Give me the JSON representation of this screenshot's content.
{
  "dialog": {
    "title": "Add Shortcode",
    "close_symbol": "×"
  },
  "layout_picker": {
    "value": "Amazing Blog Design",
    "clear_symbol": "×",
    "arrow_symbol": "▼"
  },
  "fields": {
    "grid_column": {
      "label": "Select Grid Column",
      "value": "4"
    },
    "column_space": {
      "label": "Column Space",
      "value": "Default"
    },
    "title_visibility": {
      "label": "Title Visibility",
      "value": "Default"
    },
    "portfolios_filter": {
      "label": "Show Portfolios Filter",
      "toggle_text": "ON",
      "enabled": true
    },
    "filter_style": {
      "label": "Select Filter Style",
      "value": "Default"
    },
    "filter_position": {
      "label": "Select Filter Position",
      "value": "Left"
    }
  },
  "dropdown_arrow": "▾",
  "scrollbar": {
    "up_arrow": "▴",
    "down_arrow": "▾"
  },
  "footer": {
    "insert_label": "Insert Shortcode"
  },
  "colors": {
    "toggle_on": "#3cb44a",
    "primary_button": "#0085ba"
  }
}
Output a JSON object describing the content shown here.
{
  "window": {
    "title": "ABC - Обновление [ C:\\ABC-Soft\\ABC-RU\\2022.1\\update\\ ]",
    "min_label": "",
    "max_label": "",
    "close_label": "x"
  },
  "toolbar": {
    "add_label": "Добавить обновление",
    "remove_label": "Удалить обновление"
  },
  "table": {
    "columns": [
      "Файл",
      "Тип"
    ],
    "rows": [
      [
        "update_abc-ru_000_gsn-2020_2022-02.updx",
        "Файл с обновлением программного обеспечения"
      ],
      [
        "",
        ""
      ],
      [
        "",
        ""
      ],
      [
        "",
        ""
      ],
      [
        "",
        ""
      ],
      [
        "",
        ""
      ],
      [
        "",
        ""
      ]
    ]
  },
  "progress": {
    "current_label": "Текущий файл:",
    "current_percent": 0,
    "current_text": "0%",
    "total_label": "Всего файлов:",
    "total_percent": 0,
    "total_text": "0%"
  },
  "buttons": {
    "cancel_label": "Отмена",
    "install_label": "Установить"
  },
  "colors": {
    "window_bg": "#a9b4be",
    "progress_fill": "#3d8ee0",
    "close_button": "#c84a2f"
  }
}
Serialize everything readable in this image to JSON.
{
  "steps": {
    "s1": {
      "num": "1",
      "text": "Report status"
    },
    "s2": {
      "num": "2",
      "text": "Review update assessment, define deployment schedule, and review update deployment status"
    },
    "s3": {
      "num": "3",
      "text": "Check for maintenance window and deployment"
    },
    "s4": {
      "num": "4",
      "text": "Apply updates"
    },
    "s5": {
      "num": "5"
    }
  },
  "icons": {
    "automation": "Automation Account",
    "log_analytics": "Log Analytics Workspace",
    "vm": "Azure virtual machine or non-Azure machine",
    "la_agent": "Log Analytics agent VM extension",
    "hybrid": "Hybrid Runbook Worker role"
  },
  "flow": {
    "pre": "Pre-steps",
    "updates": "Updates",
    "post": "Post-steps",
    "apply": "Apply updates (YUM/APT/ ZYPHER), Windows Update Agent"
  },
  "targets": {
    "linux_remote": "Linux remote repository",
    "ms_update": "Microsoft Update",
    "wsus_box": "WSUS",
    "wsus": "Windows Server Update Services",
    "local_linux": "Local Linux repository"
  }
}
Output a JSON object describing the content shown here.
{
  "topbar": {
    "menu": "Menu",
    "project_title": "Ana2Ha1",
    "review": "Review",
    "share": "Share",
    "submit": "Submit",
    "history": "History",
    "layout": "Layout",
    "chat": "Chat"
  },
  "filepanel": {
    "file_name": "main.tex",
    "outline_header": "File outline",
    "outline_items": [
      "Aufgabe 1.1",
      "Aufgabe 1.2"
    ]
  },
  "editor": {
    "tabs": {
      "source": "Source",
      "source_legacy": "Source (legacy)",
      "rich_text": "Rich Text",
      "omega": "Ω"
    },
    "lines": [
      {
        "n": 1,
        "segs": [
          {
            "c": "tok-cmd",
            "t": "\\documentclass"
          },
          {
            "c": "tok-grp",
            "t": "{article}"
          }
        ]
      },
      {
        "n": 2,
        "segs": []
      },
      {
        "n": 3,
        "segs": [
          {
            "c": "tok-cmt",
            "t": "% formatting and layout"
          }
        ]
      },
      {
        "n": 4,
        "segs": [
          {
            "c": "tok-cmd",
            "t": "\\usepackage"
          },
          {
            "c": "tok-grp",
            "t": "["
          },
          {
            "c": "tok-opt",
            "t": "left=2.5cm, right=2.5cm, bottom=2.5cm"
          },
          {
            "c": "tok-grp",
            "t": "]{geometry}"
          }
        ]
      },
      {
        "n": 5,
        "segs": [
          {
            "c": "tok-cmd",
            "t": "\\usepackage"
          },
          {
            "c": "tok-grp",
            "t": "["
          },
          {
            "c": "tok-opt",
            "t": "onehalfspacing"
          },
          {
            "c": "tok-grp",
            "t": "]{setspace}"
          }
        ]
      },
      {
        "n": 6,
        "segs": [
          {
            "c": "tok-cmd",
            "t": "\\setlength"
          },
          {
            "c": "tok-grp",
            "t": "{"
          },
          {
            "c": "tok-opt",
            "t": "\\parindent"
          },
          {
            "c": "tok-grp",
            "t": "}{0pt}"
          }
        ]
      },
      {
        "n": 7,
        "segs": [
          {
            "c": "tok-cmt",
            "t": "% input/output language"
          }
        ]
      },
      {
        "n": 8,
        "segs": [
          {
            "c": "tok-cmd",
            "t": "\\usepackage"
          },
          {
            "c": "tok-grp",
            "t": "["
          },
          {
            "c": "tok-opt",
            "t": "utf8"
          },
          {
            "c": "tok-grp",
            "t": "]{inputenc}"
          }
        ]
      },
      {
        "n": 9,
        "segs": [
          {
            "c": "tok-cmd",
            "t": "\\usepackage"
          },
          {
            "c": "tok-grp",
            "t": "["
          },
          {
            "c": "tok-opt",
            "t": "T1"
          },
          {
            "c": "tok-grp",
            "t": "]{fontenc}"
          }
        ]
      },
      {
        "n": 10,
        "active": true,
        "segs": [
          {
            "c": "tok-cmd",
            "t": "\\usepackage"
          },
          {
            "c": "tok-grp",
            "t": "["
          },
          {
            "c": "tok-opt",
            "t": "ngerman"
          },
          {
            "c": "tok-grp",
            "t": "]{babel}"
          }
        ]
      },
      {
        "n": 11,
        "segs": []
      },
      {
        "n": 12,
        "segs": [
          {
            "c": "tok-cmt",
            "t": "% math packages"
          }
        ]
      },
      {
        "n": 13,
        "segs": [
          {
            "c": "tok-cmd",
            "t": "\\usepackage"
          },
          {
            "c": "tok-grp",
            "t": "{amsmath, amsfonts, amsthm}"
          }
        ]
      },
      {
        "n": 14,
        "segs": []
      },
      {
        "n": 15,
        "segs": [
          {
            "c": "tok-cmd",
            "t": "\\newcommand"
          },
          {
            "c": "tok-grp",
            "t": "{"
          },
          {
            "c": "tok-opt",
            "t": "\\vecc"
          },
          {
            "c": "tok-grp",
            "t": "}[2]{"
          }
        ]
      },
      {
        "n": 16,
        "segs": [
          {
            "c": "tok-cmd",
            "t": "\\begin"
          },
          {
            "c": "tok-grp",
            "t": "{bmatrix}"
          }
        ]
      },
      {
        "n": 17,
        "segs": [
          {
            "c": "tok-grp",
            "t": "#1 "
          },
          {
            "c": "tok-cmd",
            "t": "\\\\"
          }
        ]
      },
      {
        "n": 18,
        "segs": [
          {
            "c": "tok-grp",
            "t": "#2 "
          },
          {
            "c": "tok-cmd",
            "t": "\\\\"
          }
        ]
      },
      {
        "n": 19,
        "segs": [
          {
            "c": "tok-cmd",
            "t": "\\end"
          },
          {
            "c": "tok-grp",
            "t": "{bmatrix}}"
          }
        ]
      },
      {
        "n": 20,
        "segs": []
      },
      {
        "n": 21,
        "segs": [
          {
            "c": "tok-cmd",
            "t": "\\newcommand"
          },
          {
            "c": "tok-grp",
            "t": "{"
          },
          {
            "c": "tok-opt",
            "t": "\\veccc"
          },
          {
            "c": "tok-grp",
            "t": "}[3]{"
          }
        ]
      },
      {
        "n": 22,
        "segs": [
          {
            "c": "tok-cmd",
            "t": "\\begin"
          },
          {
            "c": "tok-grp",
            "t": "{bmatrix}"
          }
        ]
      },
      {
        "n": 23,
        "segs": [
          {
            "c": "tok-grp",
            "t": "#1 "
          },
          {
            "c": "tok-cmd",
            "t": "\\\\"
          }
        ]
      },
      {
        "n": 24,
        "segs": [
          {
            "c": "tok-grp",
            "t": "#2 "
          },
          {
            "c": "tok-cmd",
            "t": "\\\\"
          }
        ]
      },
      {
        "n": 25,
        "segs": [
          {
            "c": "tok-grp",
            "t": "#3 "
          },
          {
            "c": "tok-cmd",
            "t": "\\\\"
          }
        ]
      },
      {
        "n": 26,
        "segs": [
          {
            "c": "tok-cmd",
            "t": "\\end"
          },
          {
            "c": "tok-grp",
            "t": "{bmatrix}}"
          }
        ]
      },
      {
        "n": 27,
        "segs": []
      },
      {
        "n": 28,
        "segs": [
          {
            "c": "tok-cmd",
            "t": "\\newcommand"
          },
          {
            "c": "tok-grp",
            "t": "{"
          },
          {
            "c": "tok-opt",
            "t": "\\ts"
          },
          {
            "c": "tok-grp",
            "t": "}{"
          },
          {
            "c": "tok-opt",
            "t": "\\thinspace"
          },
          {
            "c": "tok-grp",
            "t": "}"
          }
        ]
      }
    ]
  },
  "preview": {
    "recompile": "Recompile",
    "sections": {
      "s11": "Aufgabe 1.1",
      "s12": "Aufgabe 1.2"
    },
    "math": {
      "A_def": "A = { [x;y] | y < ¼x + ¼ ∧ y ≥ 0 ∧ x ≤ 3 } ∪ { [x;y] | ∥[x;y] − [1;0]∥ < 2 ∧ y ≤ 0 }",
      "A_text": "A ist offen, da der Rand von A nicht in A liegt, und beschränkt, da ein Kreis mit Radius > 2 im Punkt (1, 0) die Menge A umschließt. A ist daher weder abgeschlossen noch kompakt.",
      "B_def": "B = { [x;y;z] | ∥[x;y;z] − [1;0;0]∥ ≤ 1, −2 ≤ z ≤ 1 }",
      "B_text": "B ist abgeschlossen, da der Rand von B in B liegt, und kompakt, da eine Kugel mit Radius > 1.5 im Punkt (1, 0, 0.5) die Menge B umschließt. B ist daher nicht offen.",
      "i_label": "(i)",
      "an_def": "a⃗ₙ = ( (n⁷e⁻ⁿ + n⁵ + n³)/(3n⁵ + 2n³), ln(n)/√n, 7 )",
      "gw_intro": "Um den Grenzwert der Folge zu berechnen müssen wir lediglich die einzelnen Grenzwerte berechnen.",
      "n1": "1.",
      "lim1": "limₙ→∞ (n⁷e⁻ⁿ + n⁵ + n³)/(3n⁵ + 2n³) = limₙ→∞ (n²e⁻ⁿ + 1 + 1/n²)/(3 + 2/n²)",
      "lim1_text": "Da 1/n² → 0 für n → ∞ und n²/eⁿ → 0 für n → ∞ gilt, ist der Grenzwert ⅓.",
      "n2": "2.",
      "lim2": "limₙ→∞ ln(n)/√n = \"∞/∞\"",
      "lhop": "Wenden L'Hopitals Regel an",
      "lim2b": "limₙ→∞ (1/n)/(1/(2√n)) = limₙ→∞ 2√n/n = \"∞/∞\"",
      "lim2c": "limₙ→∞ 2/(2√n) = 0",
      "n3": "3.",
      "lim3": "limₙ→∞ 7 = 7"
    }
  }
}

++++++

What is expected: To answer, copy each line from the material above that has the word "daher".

Response area:
      "A_text": "A ist offen, da der Rand von A nicht in A liegt, und beschränkt, da ein Kreis mit Radius > 2 im Punkt (1, 0) die Menge A umschließt. A ist daher weder abgeschlossen noch kompakt.",
      "B_text": "B ist abgeschlossen, da der Rand von B in B liegt, und kompakt, da eine Kugel mit Radius > 1.5 im Punkt (1, 0, 0.5) die Menge B umschließt. B ist daher nicht offen.",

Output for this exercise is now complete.